WHAT IS REQUIRED »
Down to the last character, write out the records below.

DATASET RECORDS »

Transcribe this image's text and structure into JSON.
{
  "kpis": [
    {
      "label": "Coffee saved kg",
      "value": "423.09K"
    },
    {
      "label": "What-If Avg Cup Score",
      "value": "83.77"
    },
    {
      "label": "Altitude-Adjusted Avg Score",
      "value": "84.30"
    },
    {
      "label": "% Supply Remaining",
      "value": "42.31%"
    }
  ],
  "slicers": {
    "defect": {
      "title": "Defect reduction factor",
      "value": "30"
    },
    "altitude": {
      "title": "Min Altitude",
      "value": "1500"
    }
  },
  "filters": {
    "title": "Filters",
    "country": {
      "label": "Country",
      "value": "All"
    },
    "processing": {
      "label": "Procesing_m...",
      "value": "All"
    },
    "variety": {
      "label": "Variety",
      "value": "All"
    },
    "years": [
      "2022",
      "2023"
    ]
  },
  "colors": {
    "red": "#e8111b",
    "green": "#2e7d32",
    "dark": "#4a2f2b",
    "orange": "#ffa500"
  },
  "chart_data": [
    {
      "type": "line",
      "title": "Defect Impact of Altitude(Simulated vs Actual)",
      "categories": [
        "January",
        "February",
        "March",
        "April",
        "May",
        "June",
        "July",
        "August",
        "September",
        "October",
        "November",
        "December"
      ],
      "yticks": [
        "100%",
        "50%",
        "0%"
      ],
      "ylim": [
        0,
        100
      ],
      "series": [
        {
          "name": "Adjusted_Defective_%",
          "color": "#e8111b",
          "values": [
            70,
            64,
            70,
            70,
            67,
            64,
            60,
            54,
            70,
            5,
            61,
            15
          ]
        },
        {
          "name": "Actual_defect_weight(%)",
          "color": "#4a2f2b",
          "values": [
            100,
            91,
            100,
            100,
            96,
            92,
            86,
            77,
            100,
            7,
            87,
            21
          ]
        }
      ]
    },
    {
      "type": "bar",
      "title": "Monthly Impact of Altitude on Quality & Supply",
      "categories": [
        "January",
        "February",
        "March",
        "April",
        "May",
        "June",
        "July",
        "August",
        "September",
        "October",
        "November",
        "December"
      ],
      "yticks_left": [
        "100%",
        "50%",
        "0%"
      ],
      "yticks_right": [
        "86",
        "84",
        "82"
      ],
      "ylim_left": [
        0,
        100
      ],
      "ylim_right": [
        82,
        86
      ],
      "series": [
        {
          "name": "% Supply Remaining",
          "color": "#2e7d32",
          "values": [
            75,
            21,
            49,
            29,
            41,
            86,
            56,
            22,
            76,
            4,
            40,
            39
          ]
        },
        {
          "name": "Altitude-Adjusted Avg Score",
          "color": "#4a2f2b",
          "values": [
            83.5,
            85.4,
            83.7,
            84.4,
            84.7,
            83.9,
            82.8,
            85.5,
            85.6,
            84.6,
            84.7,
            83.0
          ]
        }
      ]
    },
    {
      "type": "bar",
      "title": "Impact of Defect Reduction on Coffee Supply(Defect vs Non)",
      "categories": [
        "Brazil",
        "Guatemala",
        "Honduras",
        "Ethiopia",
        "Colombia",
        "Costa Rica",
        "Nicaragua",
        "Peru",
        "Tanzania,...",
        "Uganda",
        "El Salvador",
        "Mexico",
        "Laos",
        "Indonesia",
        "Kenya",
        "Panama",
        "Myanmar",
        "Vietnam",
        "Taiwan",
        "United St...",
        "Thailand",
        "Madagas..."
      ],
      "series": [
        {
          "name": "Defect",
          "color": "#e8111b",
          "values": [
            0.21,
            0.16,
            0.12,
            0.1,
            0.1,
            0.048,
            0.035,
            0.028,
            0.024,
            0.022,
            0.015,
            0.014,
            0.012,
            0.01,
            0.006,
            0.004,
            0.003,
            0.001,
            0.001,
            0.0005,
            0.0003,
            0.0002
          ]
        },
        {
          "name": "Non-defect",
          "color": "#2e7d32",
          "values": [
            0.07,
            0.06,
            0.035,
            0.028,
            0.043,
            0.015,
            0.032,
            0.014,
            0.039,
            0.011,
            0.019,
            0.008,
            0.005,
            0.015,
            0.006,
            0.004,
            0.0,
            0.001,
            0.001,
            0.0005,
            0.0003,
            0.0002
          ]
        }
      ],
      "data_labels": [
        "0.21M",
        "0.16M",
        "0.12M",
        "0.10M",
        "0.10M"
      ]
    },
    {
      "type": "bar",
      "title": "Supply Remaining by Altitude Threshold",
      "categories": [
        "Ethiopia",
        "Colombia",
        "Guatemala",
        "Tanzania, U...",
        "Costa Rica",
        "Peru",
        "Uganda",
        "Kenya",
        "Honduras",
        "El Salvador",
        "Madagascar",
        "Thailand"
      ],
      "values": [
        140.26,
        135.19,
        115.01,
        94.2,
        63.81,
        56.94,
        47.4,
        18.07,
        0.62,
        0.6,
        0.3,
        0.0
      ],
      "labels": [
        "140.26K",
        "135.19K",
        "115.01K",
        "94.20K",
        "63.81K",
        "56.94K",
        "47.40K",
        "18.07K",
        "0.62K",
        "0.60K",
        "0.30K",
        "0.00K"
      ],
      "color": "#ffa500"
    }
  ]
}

SOLUTION »
Transcribe this image's text and structure into JSON.
{
  "kpis": [
    {
      "label": "Coffee saved kg",
      "value": "423.09K"
    },
    {
      "label": "What-If Avg Cup Score",
      "value": "83.77"
    },
    {
      "label": "Altitude-Adjusted Avg Score",
      "value": "84.30"
    },
    {
      "label": "% Supply Remaining",
      "value": "42.31%"
    }
  ],
  "slicers": {
    "defect": {
      "title": "Defect reduction factor",
      "value": "30"
    },
    "altitude": {
      "title": "Min Altitude",
      "value": "1500"
    }
  },
  "filters": {
    "title": "Filters",
    "country": {
      "label": "Country",
      "value": "All"
    },
    "processing": {
      "label": "Procesing_m...",
      "value": "All"
    },
    "variety": {
      "label": "Variety",
      "value": "All"
    },
    "years": [
      "2022",
      "2023"
    ]
  },
  "colors": {
    "red": "#e8111b",
    "green": "#2e7d32",
    "dark": "#4a2f2b",
    "orange": "#ffa500"
  },
  "chart_data": [
    {
      "type": "line",
      "title": "Defect Impact of Altitude(Simulated vs Actual)",
      "categories": [
        "January",
        "February",
        "March",
        "April",
        "May",
        "June",
        "July",
        "August",
        "September",
        "October",
        "November",
        "December"
      ],
      "yticks": [
        "100%",
        "50%",
        "0%"
      ],
      "ylim": [
        0,
        100
      ],
      "series": [
        {
          "name": "Adjusted_Defective_%",
          "color": "#e8111b",
          "values": [
            70,
            64,
            70,
            70,
            67,
            64,
            60,
            54,
            70,
            5,
            61,
            15
          ]
        },
        {
          "name": "Actual_defect_weight(%)",
          "color": "#4a2f2b",
          "values": [
            100,
            91,
            100,
            100,
            96,
            92,
            86,
            77,
            100,
            7,
            87,
            21
          ]
        }
      ]
    },
    {
      "type": "bar",
      "title": "Monthly Impact of Altitude on Quality & Supply",
      "categories": [
        "January",
        "February",
        "March",
        "April",
        "May",
        "June",
        "July",
        "August",
        "September",
        "October",
        "November",
        "December"
      ],
      "yticks_left": [
        "100%",
        "50%",
        "0%"
      ],
      "yticks_right": [
        "86",
        "84",
        "82"
      ],
      "ylim_left": [
        0,
        100
      ],
      "ylim_right": [
        82,
        86
      ],
      "series": [
        {
          "name": "% Supply Remaining",
          "color": "#2e7d32",
          "values": [
            75,
            21,
            49,
            29,
            41,
            86,
            56,
            22,
            76,
            4,
            40,
            39
          ]
        },
        {
          "name": "Altitude-Adjusted Avg Score",
          "color": "#4a2f2b",
          "values": [
            83.5,
            85.4,
            83.7,
            84.4,
            84.7,
            83.9,
            82.8,
            85.5,
            85.6,
            84.6,
            84.7,
            83.0
          ]
        }
      ]
    },
    {
      "type": "bar",
      "title": "Impact of Defect Reduction on Coffee Supply(Defect vs Non)",
      "categories": [
        "Brazil",
        "Guatemala",
        "Honduras",
        "Ethiopia",
        "Colombia",
        "Costa Rica",
        "Nicaragua",
        "Peru",
        "Tanzania,...",
        "Uganda",
        "El Salvador",
        "Mexico",
        "Laos",
        "Indonesia",
        "Kenya",
        "Panama",
        "Myanmar",
        "Vietnam",
        "Taiwan",
        "United St...",
        "Thailand",
        "Madagas..."
      ],
      "series": [
        {
          "name": "Defect",
          "color": "#e8111b",
          "values": [
            0.21,
            0.16,
            0.12,
            0.1,
            0.1,
            0.048,
            0.035,
            0.028,
            0.024,
            0.022,
            0.015,
            0.014,
            0.012,
            0.01,
            0.006,
            0.004,
            0.003,
            0.001,
            0.001,
            0.0005,
            0.0003,
            0.0002
          ]
        },
        {
          "name": "Non-defect",
          "color": "#2e7d32",
          "values": [
            0.07,
            0.06,
            0.035,
            0.028,
            0.043,
            0.015,
            0.032,
            0.014,
            0.039,
            0.011,
            0.019,
            0.008,
            0.005,
            0.015,
            0.006,
            0.004,
            0.0,
            0.001,
            0.001,
            0.0005,
            0.0003,
            0.0002
          ]
        }
      ],
      "data_labels": [
        "0.21M",
        "0.16M",
        "0.12M",
        "0.10M",
        "0.10M"
      ]
    },
    {
      "type": "bar",
      "title": "Supply Remaining by Altitude Threshold",
      "categories": [
        "Ethiopia",
        "Colombia",
        "Guatemala",
        "Tanzania, U...",
        "Costa Rica",
        "Peru",
        "Uganda",
        "Kenya",
        "Honduras",
        "El Salvador",
        "Madagascar",
        "Thailand"
      ],
      "values": [
        140.26,
        135.19,
        115.01,
        94.2,
        63.81,
        56.94,
        47.4,
        18.07,
        0.62,
        0.6,
        0.3,
        0.0
      ],
      "labels": [
        "140.26K",
        "135.19K",
        "115.01K",
        "94.20K",
        "63.81K",
        "56.94K",
        "47.40K",
        "18.07K",
        "0.62K",
        "0.60K",
        "0.30K",
        "0.00K"
      ],
      "color": "#ffa500"
    }
  ]
}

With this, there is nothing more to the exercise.